The task
Return each entry word for word. Leave the images out.

#### Source data ####

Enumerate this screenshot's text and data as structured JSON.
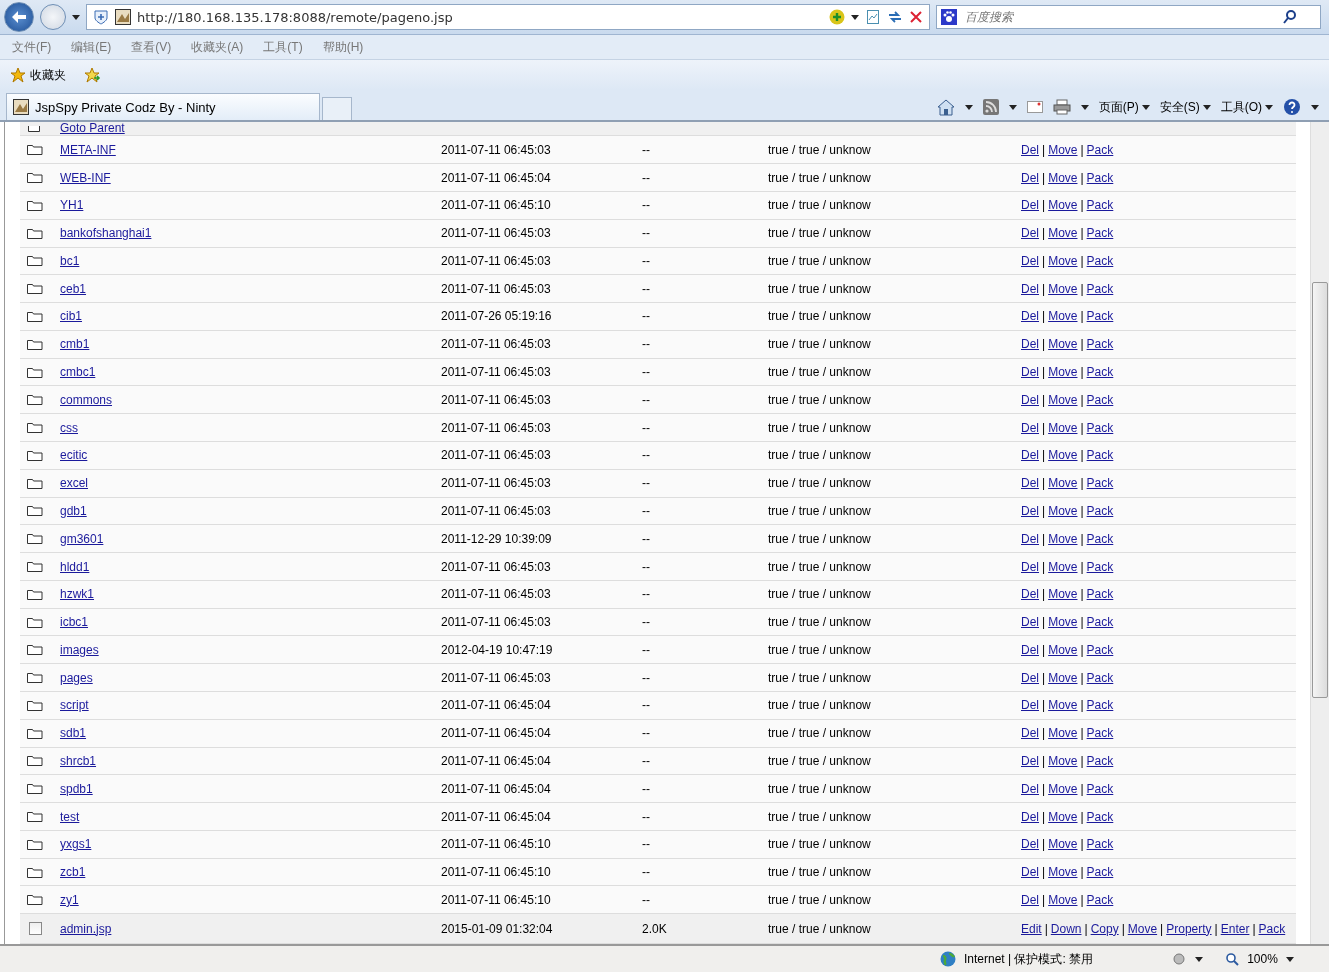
{
  "action_separator": "|",
  "address_bar": {
    "url": "http://180.168.135.178:8088/remote/pageno.jsp",
    "search_placeholder": "百度搜索"
  },
  "menu_bar": [
    "文件(F)",
    "编辑(E)",
    "查看(V)",
    "收藏夹(A)",
    "工具(T)",
    "帮助(H)"
  ],
  "favorites_bar": {
    "label": "收藏夹"
  },
  "tab": {
    "title": "JspSpy Private Codz By - Ninty"
  },
  "command_bar": [
    "页面(P)",
    "安全(S)",
    "工具(O)"
  ],
  "listing": {
    "parent_link": "Goto Parent",
    "rows": [
      {
        "kind": "folder",
        "name": "META-INF",
        "modified": "2011-07-11 06:45:03",
        "size": "--",
        "permissions": "true / true / unknow",
        "actions": [
          "Del",
          "Move",
          "Pack"
        ]
      },
      {
        "kind": "folder",
        "name": "WEB-INF",
        "modified": "2011-07-11 06:45:04",
        "size": "--",
        "permissions": "true / true / unknow",
        "actions": [
          "Del",
          "Move",
          "Pack"
        ]
      },
      {
        "kind": "folder",
        "name": "YH1",
        "modified": "2011-07-11 06:45:10",
        "size": "--",
        "permissions": "true / true / unknow",
        "actions": [
          "Del",
          "Move",
          "Pack"
        ]
      },
      {
        "kind": "folder",
        "name": "bankofshanghai1",
        "modified": "2011-07-11 06:45:03",
        "size": "--",
        "permissions": "true / true / unknow",
        "actions": [
          "Del",
          "Move",
          "Pack"
        ]
      },
      {
        "kind": "folder",
        "name": "bc1",
        "modified": "2011-07-11 06:45:03",
        "size": "--",
        "permissions": "true / true / unknow",
        "actions": [
          "Del",
          "Move",
          "Pack"
        ]
      },
      {
        "kind": "folder",
        "name": "ceb1",
        "modified": "2011-07-11 06:45:03",
        "size": "--",
        "permissions": "true / true / unknow",
        "actions": [
          "Del",
          "Move",
          "Pack"
        ]
      },
      {
        "kind": "folder",
        "name": "cib1",
        "modified": "2011-07-26 05:19:16",
        "size": "--",
        "permissions": "true / true / unknow",
        "actions": [
          "Del",
          "Move",
          "Pack"
        ]
      },
      {
        "kind": "folder",
        "name": "cmb1",
        "modified": "2011-07-11 06:45:03",
        "size": "--",
        "permissions": "true / true / unknow",
        "actions": [
          "Del",
          "Move",
          "Pack"
        ]
      },
      {
        "kind": "folder",
        "name": "cmbc1",
        "modified": "2011-07-11 06:45:03",
        "size": "--",
        "permissions": "true / true / unknow",
        "actions": [
          "Del",
          "Move",
          "Pack"
        ]
      },
      {
        "kind": "folder",
        "name": "commons",
        "modified": "2011-07-11 06:45:03",
        "size": "--",
        "permissions": "true / true / unknow",
        "actions": [
          "Del",
          "Move",
          "Pack"
        ]
      },
      {
        "kind": "folder",
        "name": "css",
        "modified": "2011-07-11 06:45:03",
        "size": "--",
        "permissions": "true / true / unknow",
        "actions": [
          "Del",
          "Move",
          "Pack"
        ]
      },
      {
        "kind": "folder",
        "name": "ecitic",
        "modified": "2011-07-11 06:45:03",
        "size": "--",
        "permissions": "true / true / unknow",
        "actions": [
          "Del",
          "Move",
          "Pack"
        ]
      },
      {
        "kind": "folder",
        "name": "excel",
        "modified": "2011-07-11 06:45:03",
        "size": "--",
        "permissions": "true / true / unknow",
        "actions": [
          "Del",
          "Move",
          "Pack"
        ]
      },
      {
        "kind": "folder",
        "name": "gdb1",
        "modified": "2011-07-11 06:45:03",
        "size": "--",
        "permissions": "true / true / unknow",
        "actions": [
          "Del",
          "Move",
          "Pack"
        ]
      },
      {
        "kind": "folder",
        "name": "gm3601",
        "modified": "2011-12-29 10:39:09",
        "size": "--",
        "permissions": "true / true / unknow",
        "actions": [
          "Del",
          "Move",
          "Pack"
        ]
      },
      {
        "kind": "folder",
        "name": "hldd1",
        "modified": "2011-07-11 06:45:03",
        "size": "--",
        "permissions": "true / true / unknow",
        "actions": [
          "Del",
          "Move",
          "Pack"
        ]
      },
      {
        "kind": "folder",
        "name": "hzwk1",
        "modified": "2011-07-11 06:45:03",
        "size": "--",
        "permissions": "true / true / unknow",
        "actions": [
          "Del",
          "Move",
          "Pack"
        ]
      },
      {
        "kind": "folder",
        "name": "icbc1",
        "modified": "2011-07-11 06:45:03",
        "size": "--",
        "permissions": "true / true / unknow",
        "actions": [
          "Del",
          "Move",
          "Pack"
        ]
      },
      {
        "kind": "folder",
        "name": "images",
        "modified": "2012-04-19 10:47:19",
        "size": "--",
        "permissions": "true / true / unknow",
        "actions": [
          "Del",
          "Move",
          "Pack"
        ]
      },
      {
        "kind": "folder",
        "name": "pages",
        "modified": "2011-07-11 06:45:03",
        "size": "--",
        "permissions": "true / true / unknow",
        "actions": [
          "Del",
          "Move",
          "Pack"
        ]
      },
      {
        "kind": "folder",
        "name": "script",
        "modified": "2011-07-11 06:45:04",
        "size": "--",
        "permissions": "true / true / unknow",
        "actions": [
          "Del",
          "Move",
          "Pack"
        ]
      },
      {
        "kind": "folder",
        "name": "sdb1",
        "modified": "2011-07-11 06:45:04",
        "size": "--",
        "permissions": "true / true / unknow",
        "actions": [
          "Del",
          "Move",
          "Pack"
        ]
      },
      {
        "kind": "folder",
        "name": "shrcb1",
        "modified": "2011-07-11 06:45:04",
        "size": "--",
        "permissions": "true / true / unknow",
        "actions": [
          "Del",
          "Move",
          "Pack"
        ]
      },
      {
        "kind": "folder",
        "name": "spdb1",
        "modified": "2011-07-11 06:45:04",
        "size": "--",
        "permissions": "true / true / unknow",
        "actions": [
          "Del",
          "Move",
          "Pack"
        ]
      },
      {
        "kind": "folder",
        "name": "test",
        "modified": "2011-07-11 06:45:04",
        "size": "--",
        "permissions": "true / true / unknow",
        "actions": [
          "Del",
          "Move",
          "Pack"
        ]
      },
      {
        "kind": "folder",
        "name": "yxgs1",
        "modified": "2011-07-11 06:45:10",
        "size": "--",
        "permissions": "true / true / unknow",
        "actions": [
          "Del",
          "Move",
          "Pack"
        ]
      },
      {
        "kind": "folder",
        "name": "zcb1",
        "modified": "2011-07-11 06:45:10",
        "size": "--",
        "permissions": "true / true / unknow",
        "actions": [
          "Del",
          "Move",
          "Pack"
        ]
      },
      {
        "kind": "folder",
        "name": "zy1",
        "modified": "2011-07-11 06:45:10",
        "size": "--",
        "permissions": "true / true / unknow",
        "actions": [
          "Del",
          "Move",
          "Pack"
        ]
      },
      {
        "kind": "file",
        "checked": false,
        "name": "admin.jsp",
        "modified": "2015-01-09 01:32:04",
        "size": "2.0K",
        "permissions": "true / true / unknow",
        "actions": [
          "Edit",
          "Down",
          "Copy",
          "Move",
          "Property",
          "Enter",
          "Pack"
        ]
      }
    ]
  },
  "status_bar": {
    "zone": "Internet | 保护模式: 禁用",
    "zoom": "100%"
  }
}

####

Solution to the problem
Enumerate this screenshot's text and data as structured JSON.
{
  "action_separator": "|",
  "address_bar": {
    "url": "http://180.168.135.178:8088/remote/pageno.jsp",
    "search_placeholder": "百度搜索"
  },
  "menu_bar": [
    "文件(F)",
    "编辑(E)",
    "查看(V)",
    "收藏夹(A)",
    "工具(T)",
    "帮助(H)"
  ],
  "favorites_bar": {
    "label": "收藏夹"
  },
  "tab": {
    "title": "JspSpy Private Codz By - Ninty"
  },
  "command_bar": [
    "页面(P)",
    "安全(S)",
    "工具(O)"
  ],
  "listing": {
    "parent_link": "Goto Parent",
    "rows": [
      {
        "kind": "folder",
        "name": "META-INF",
        "modified": "2011-07-11 06:45:03",
        "size": "--",
        "permissions": "true / true / unknow",
        "actions": [
          "Del",
          "Move",
          "Pack"
        ]
      },
      {
        "kind": "folder",
        "name": "WEB-INF",
        "modified": "2011-07-11 06:45:04",
        "size": "--",
        "permissions": "true / true / unknow",
        "actions": [
          "Del",
          "Move",
          "Pack"
        ]
      },
      {
        "kind": "folder",
        "name": "YH1",
        "modified": "2011-07-11 06:45:10",
        "size": "--",
        "permissions": "true / true / unknow",
        "actions": [
          "Del",
          "Move",
          "Pack"
        ]
      },
      {
        "kind": "folder",
        "name": "bankofshanghai1",
        "modified": "2011-07-11 06:45:03",
        "size": "--",
        "permissions": "true / true / unknow",
        "actions": [
          "Del",
          "Move",
          "Pack"
        ]
      },
      {
        "kind": "folder",
        "name": "bc1",
        "modified": "2011-07-11 06:45:03",
        "size": "--",
        "permissions": "true / true / unknow",
        "actions": [
          "Del",
          "Move",
          "Pack"
        ]
      },
      {
        "kind": "folder",
        "name": "ceb1",
        "modified": "2011-07-11 06:45:03",
        "size": "--",
        "permissions": "true / true / unknow",
        "actions": [
          "Del",
          "Move",
          "Pack"
        ]
      },
      {
        "kind": "folder",
        "name": "cib1",
        "modified": "2011-07-26 05:19:16",
        "size": "--",
        "permissions": "true / true / unknow",
        "actions": [
          "Del",
          "Move",
          "Pack"
        ]
      },
      {
        "kind": "folder",
        "name": "cmb1",
        "modified": "2011-07-11 06:45:03",
        "size": "--",
        "permissions": "true / true / unknow",
        "actions": [
          "Del",
          "Move",
          "Pack"
        ]
      },
      {
        "kind": "folder",
        "name": "cmbc1",
        "modified": "2011-07-11 06:45:03",
        "size": "--",
        "permissions": "true / true / unknow",
        "actions": [
          "Del",
          "Move",
          "Pack"
        ]
      },
      {
        "kind": "folder",
        "name": "commons",
        "modified": "2011-07-11 06:45:03",
        "size": "--",
        "permissions": "true / true / unknow",
        "actions": [
          "Del",
          "Move",
          "Pack"
        ]
      },
      {
        "kind": "folder",
        "name": "css",
        "modified": "2011-07-11 06:45:03",
        "size": "--",
        "permissions": "true / true / unknow",
        "actions": [
          "Del",
          "Move",
          "Pack"
        ]
      },
      {
        "kind": "folder",
        "name": "ecitic",
        "modified": "2011-07-11 06:45:03",
        "size": "--",
        "permissions": "true / true / unknow",
        "actions": [
          "Del",
          "Move",
          "Pack"
        ]
      },
      {
        "kind": "folder",
        "name": "excel",
        "modified": "2011-07-11 06:45:03",
        "size": "--",
        "permissions": "true / true / unknow",
        "actions": [
          "Del",
          "Move",
          "Pack"
        ]
      },
      {
        "kind": "folder",
        "name": "gdb1",
        "modified": "2011-07-11 06:45:03",
        "size": "--",
        "permissions": "true / true / unknow",
        "actions": [
          "Del",
          "Move",
          "Pack"
        ]
      },
      {
        "kind": "folder",
        "name": "gm3601",
        "modified": "2011-12-29 10:39:09",
        "size": "--",
        "permissions": "true / true / unknow",
        "actions": [
          "Del",
          "Move",
          "Pack"
        ]
      },
      {
        "kind": "folder",
        "name": "hldd1",
        "modified": "2011-07-11 06:45:03",
        "size": "--",
        "permissions": "true / true / unknow",
        "actions": [
          "Del",
          "Move",
          "Pack"
        ]
      },
      {
        "kind": "folder",
        "name": "hzwk1",
        "modified": "2011-07-11 06:45:03",
        "size": "--",
        "permissions": "true / true / unknow",
        "actions": [
          "Del",
          "Move",
          "Pack"
        ]
      },
      {
        "kind": "folder",
        "name": "icbc1",
        "modified": "2011-07-11 06:45:03",
        "size": "--",
        "permissions": "true / true / unknow",
        "actions": [
          "Del",
          "Move",
          "Pack"
        ]
      },
      {
        "kind": "folder",
        "name": "images",
        "modified": "2012-04-19 10:47:19",
        "size": "--",
        "permissions": "true / true / unknow",
        "actions": [
          "Del",
          "Move",
          "Pack"
        ]
      },
      {
        "kind": "folder",
        "name": "pages",
        "modified": "2011-07-11 06:45:03",
        "size": "--",
        "permissions": "true / true / unknow",
        "actions": [
          "Del",
          "Move",
          "Pack"
        ]
      },
      {
        "kind": "folder",
        "name": "script",
        "modified": "2011-07-11 06:45:04",
        "size": "--",
        "permissions": "true / true / unknow",
        "actions": [
          "Del",
          "Move",
          "Pack"
        ]
      },
      {
        "kind": "folder",
        "name": "sdb1",
        "modified": "2011-07-11 06:45:04",
        "size": "--",
        "permissions": "true / true / unknow",
        "actions": [
          "Del",
          "Move",
          "Pack"
        ]
      },
      {
        "kind": "folder",
        "name": "shrcb1",
        "modified": "2011-07-11 06:45:04",
        "size": "--",
        "permissions": "true / true / unknow",
        "actions": [
          "Del",
          "Move",
          "Pack"
        ]
      },
      {
        "kind": "folder",
        "name": "spdb1",
        "modified": "2011-07-11 06:45:04",
        "size": "--",
        "permissions": "true / true / unknow",
        "actions": [
          "Del",
          "Move",
          "Pack"
        ]
      },
      {
        "kind": "folder",
        "name": "test",
        "modified": "2011-07-11 06:45:04",
        "size": "--",
        "permissions": "true / true / unknow",
        "actions": [
          "Del",
          "Move",
          "Pack"
        ]
      },
      {
        "kind": "folder",
        "name": "yxgs1",
        "modified": "2011-07-11 06:45:10",
        "size": "--",
        "permissions": "true / true / unknow",
        "actions": [
          "Del",
          "Move",
          "Pack"
        ]
      },
      {
        "kind": "folder",
        "name": "zcb1",
        "modified": "2011-07-11 06:45:10",
        "size": "--",
        "permissions": "true / true / unknow",
        "actions": [
          "Del",
          "Move",
          "Pack"
        ]
      },
      {
        "kind": "folder",
        "name": "zy1",
        "modified": "2011-07-11 06:45:10",
        "size": "--",
        "permissions": "true / true / unknow",
        "actions": [
          "Del",
          "Move",
          "Pack"
        ]
      },
      {
        "kind": "file",
        "checked": false,
        "name": "admin.jsp",
        "modified": "2015-01-09 01:32:04",
        "size": "2.0K",
        "permissions": "true / true / unknow",
        "actions": [
          "Edit",
          "Down",
          "Copy",
          "Move",
          "Property",
          "Enter",
          "Pack"
        ]
      }
    ]
  },
  "status_bar": {
    "zone": "Internet | 保护模式: 禁用",
    "zoom": "100%"
  }
}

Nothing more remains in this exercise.